**RECORDED DATA**
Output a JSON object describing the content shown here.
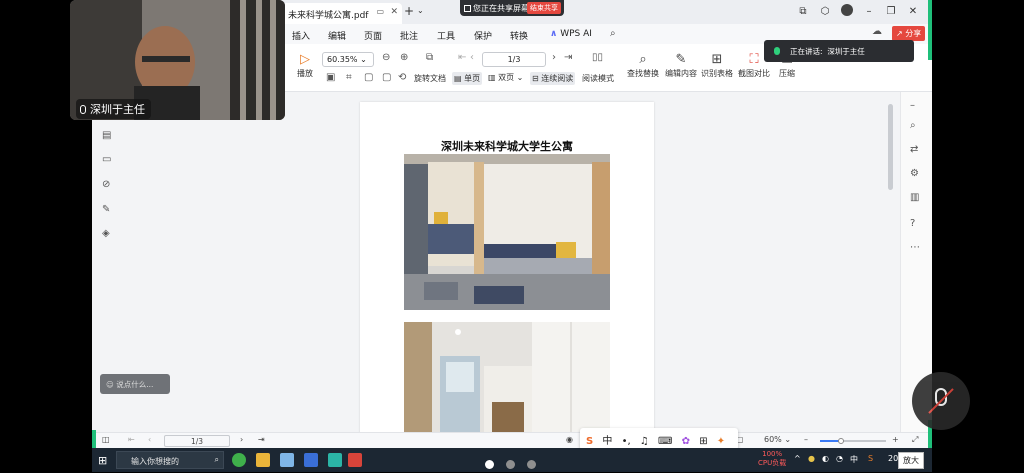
{
  "app": {
    "tab_title": "未来科学城公寓.pdf",
    "share_banner": "您正在共享屏幕",
    "end_share_label": "结束共享",
    "share_label": "分享"
  },
  "menu": {
    "items": [
      "插入",
      "编辑",
      "页面",
      "批注",
      "工具",
      "保护",
      "转换"
    ],
    "wps_ai": "WPS AI"
  },
  "toolbar": {
    "zoom_value": "60.35%",
    "page_value": "1/3",
    "play": "播放",
    "rotate": "旋转文档",
    "single_page": "单页",
    "double_page": "双页",
    "continuous": "连续阅读",
    "reading_mode": "阅读模式",
    "find_replace": "查找替换",
    "edit_content": "编辑内容",
    "recognize_table": "识别表格",
    "compare": "截图对比",
    "compress": "压缩"
  },
  "speaking": {
    "label": "正在讲话:",
    "speaker": "深圳于主任"
  },
  "webcam": {
    "name": "深圳于主任"
  },
  "document": {
    "title": "深圳未来科学城大学生公寓"
  },
  "chat": {
    "placeholder": "说点什么..."
  },
  "statusbar": {
    "page": "1/3",
    "zoom": "60%"
  },
  "taskbar": {
    "search_placeholder": "输入你想搜的",
    "cpu_percent": "100%",
    "cpu_label": "CPU负载",
    "lang": "中",
    "time_partial": "20"
  },
  "tooltip": {
    "zoom_in": "放大"
  },
  "ime": {
    "lang": "中"
  }
}
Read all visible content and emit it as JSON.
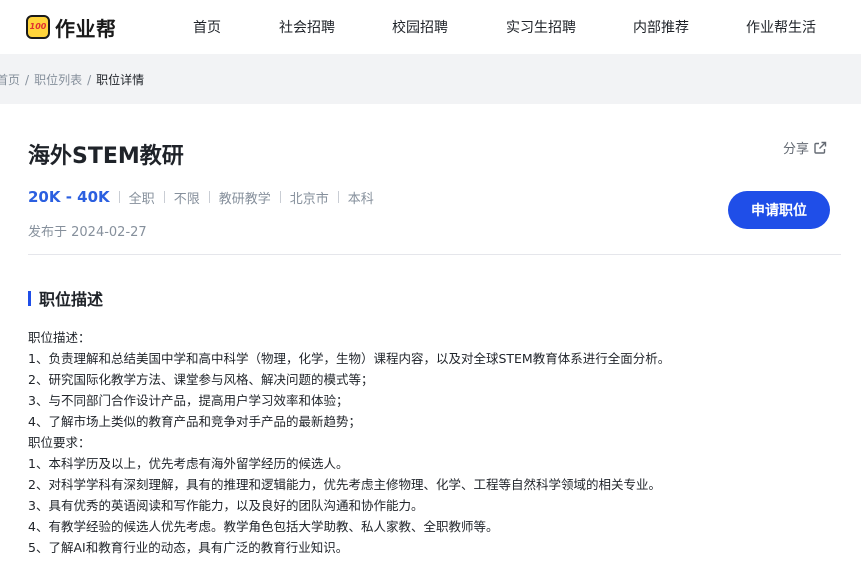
{
  "header": {
    "logo_badge": "100",
    "logo_text": "作业帮",
    "nav": [
      "首页",
      "社会招聘",
      "校园招聘",
      "实习生招聘",
      "内部推荐",
      "作业帮生活"
    ]
  },
  "breadcrumb": {
    "items": [
      "首页",
      "职位列表",
      "职位详情"
    ],
    "separator": "/"
  },
  "job": {
    "title": "海外STEM教研",
    "share_label": "分享",
    "salary": "20K - 40K",
    "tags": [
      "全职",
      "不限",
      "教研教学",
      "北京市",
      "本科"
    ],
    "posted": "发布于 2024-02-27",
    "apply_label": "申请职位"
  },
  "section": {
    "title": "职位描述",
    "lines": [
      "职位描述：",
      "1、负责理解和总结美国中学和高中科学（物理，化学，生物）课程内容，以及对全球STEM教育体系进行全面分析。",
      "2、研究国际化教学方法、课堂参与风格、解决问题的模式等；",
      "3、与不同部门合作设计产品，提高用户学习效率和体验；",
      "4、了解市场上类似的教育产品和竞争对手产品的最新趋势；",
      "职位要求：",
      "1、本科学历及以上，优先考虑有海外留学经历的候选人。",
      "2、对科学学科有深刻理解，具有的推理和逻辑能力，优先考虑主修物理、化学、工程等自然科学领域的相关专业。",
      "3、具有优秀的英语阅读和写作能力，以及良好的团队沟通和协作能力。",
      "4、有教学经验的候选人优先考虑。教学角色包括大学助教、私人家教、全职教师等。",
      "5、了解AI和教育行业的动态，具有广泛的教育行业知识。"
    ]
  },
  "colors": {
    "accent": "#1f4ee8",
    "salary": "#2b5fe0",
    "muted": "#86909c",
    "page_bg": "#f2f3f5"
  }
}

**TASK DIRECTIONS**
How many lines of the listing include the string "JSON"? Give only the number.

**ANSWER SPACE**
2